Consumer spending in supermarkets soars over the last ten years
A new study has shown that 58p of every £1 spent by shoppers goes to supermarkets as they continue to expand their non-food offering. The figure is up from 46p ten years ago.
The Payment Council’s latest report, The Way We Pay, shows that spending in furniture and homeware shops fell by almost half in the last ten years while newsagents lost nearly a fifth of their trade. In addition, spending in DIY stores is down by nearly half while the amount spent on petrol in supermarkets has almost tripled.
Clothing shops bucked the trend and increased their share of shopping spend by more than two thirds, but still only accounted for 3% of retail purchases.

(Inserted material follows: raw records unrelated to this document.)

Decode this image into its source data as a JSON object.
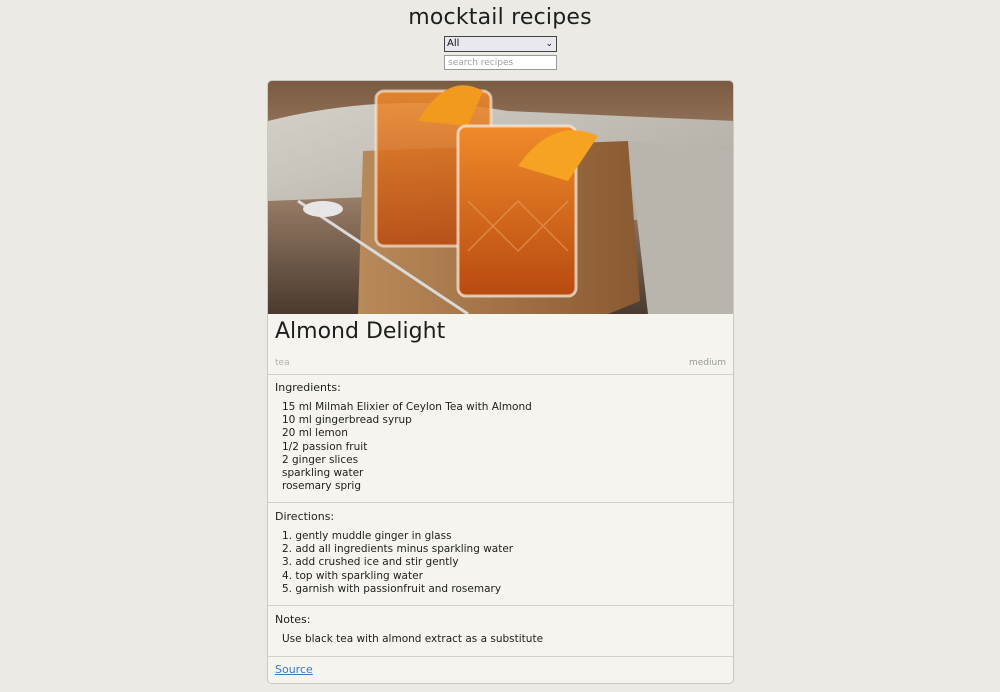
{
  "header": {
    "title": "mocktail recipes"
  },
  "filter": {
    "selected": "All"
  },
  "search": {
    "placeholder": "search recipes",
    "value": ""
  },
  "recipe": {
    "title": "Almond Delight",
    "base": "tea",
    "difficulty": "medium",
    "ingredients_label": "Ingredients:",
    "ingredients": [
      "15 ml Milmah Elixier of Ceylon Tea with Almond",
      "10 ml gingerbread syrup",
      "20 ml lemon",
      "1/2 passion fruit",
      "2 ginger slices",
      "sparkling water",
      "rosemary sprig"
    ],
    "directions_label": "Directions:",
    "directions": [
      "1. gently muddle ginger in glass",
      "2. add all ingredients minus sparkling water",
      "3. add crushed ice and stir gently",
      "4. top with sparkling water",
      "5. garnish with passionfruit and rosemary"
    ],
    "notes_label": "Notes:",
    "notes": "Use black tea with almond extract as a substitute",
    "source_label": "Source"
  },
  "colors": {
    "page_background": "#ebeae4",
    "card_background": "#f5f4ee",
    "link": "#3a7abf"
  }
}
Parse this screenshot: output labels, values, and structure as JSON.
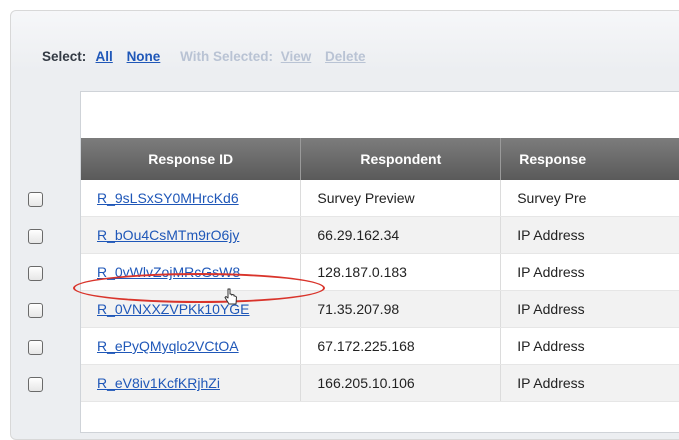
{
  "select_bar": {
    "label": "Select:",
    "all": "All",
    "none": "None",
    "with_selected": "With Selected:",
    "view": "View",
    "delete": "Delete"
  },
  "table": {
    "columns": [
      "Response ID",
      "Respondent",
      "Response"
    ],
    "rows": [
      {
        "id": "R_9sLSxSY0MHrcKd6",
        "respondent": "Survey Preview",
        "response": "Survey Pre"
      },
      {
        "id": "R_bOu4CsMTm9rO6jy",
        "respondent": "66.29.162.34",
        "response": "IP Address"
      },
      {
        "id": "R_0vWlvZojMRcGsW8",
        "respondent": "128.187.0.183",
        "response": "IP Address"
      },
      {
        "id": "R_0VNXXZVPKk10YGE",
        "respondent": "71.35.207.98",
        "response": "IP Address"
      },
      {
        "id": "R_ePyQMyqlo2VCtOA",
        "respondent": "67.172.225.168",
        "response": "IP Address"
      },
      {
        "id": "R_eV8iv1KcfKRjhZi",
        "respondent": "166.205.10.106",
        "response": "IP Address"
      }
    ]
  },
  "highlight": {
    "color": "#d9342b"
  },
  "colors": {
    "link": "#1f57b8",
    "header_bg": "#6b6b6b"
  }
}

The study also found that entertainment spending has risen by over 60%, outstripping the growth in consumer spending by over a quarter. The amount spent by consumers in restaurants and cafés has more than doubled in the last ten years, increasing by 102%, while spending on cinemas rose 63%.

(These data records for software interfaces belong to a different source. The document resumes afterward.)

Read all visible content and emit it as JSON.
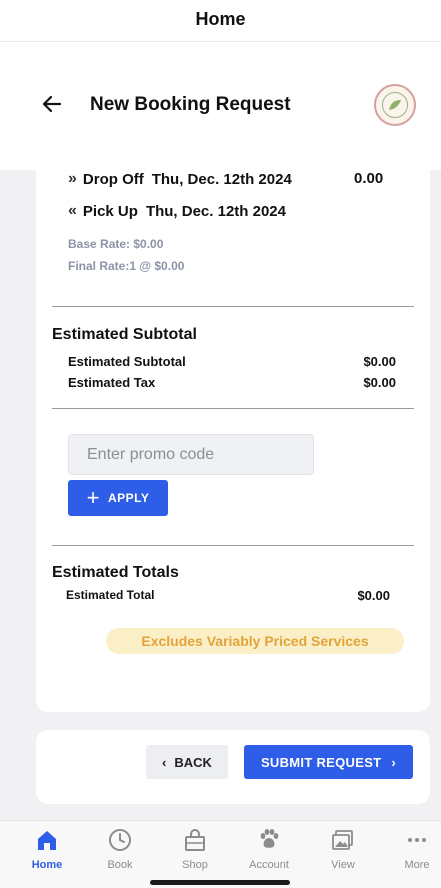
{
  "top_bar": {
    "title": "Home"
  },
  "header": {
    "title": "New Booking Request",
    "back_icon": "back-arrow-icon",
    "logo_icon": "business-logo"
  },
  "booking": {
    "drop_off": {
      "icon": "double-chevron-right-icon",
      "label": "Drop Off",
      "date": "Thu, Dec. 12th 2024",
      "amount": "0.00"
    },
    "pick_up": {
      "icon": "double-chevron-left-icon",
      "label": "Pick Up",
      "date": "Thu, Dec. 12th 2024"
    },
    "base_rate": "Base Rate: $0.00",
    "final_rate": "Final Rate:1 @ $0.00"
  },
  "subtotal": {
    "title": "Estimated Subtotal",
    "rows": [
      {
        "label": "Estimated Subtotal",
        "value": "$0.00"
      },
      {
        "label": "Estimated Tax",
        "value": "$0.00"
      }
    ]
  },
  "promo": {
    "placeholder": "Enter promo code",
    "value": "",
    "apply_label": "APPLY"
  },
  "totals": {
    "title": "Estimated Totals",
    "rows": [
      {
        "label": "Estimated Total",
        "value": "$0.00"
      }
    ],
    "notice": "Excludes Variably Priced Services"
  },
  "actions": {
    "back_label": "BACK",
    "submit_label": "SUBMIT REQUEST"
  },
  "tab_bar": {
    "items": [
      {
        "label": "Home",
        "icon": "home-icon",
        "active": true
      },
      {
        "label": "Book",
        "icon": "clock-icon",
        "active": false
      },
      {
        "label": "Shop",
        "icon": "shop-icon",
        "active": false
      },
      {
        "label": "Account",
        "icon": "paw-icon",
        "active": false
      },
      {
        "label": "View",
        "icon": "gallery-icon",
        "active": false
      },
      {
        "label": "More",
        "icon": "more-icon",
        "active": false
      }
    ]
  },
  "colors": {
    "primary": "#2e5de8",
    "notice_bg": "#fbefc8",
    "notice_text": "#e2a43a",
    "muted": "#8b93a7"
  }
}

UK consumers spent a total of £58 billion on entertainment last year, outstripping the £34 billion spent on gas and electricity.
The way consumers pay for goods and services also changed dramatically in the period with cheque usage continuing to fall and halving every five years.
Only 43% of retail spending by value was via notes and coins with debit card spending rising almost fourfold since 2001. Although three out of five of one-off payments are now small cash transactions, the use of cash is expected to fall by 1% by 2021 as consumers adopt new payment technologies such as contactless payments.
Adrian Kamellard, chief executive of the Payments Council said: "The 2000s were the decade of the debit card. The 2010s are likely to be the decade of the mobile phone. Just as we can’t imagine how we ever did without the internet, many people will soon wonder how we used to be so dependent on cash and cheque. Twenty years from now even cards may seem archaic.
"The quiet revolution in payments has enabled the creation of whole new industries such as e-shopping, it has changed our behaviour, and it has reduced transaction costs, and increased the speed and efficiency with which we can all pay each other.
"The next ten years will see even faster change. It’s easy to imagine a future where we merely pat our pockets for our keys and phone. The wallet could become a historical curiosity."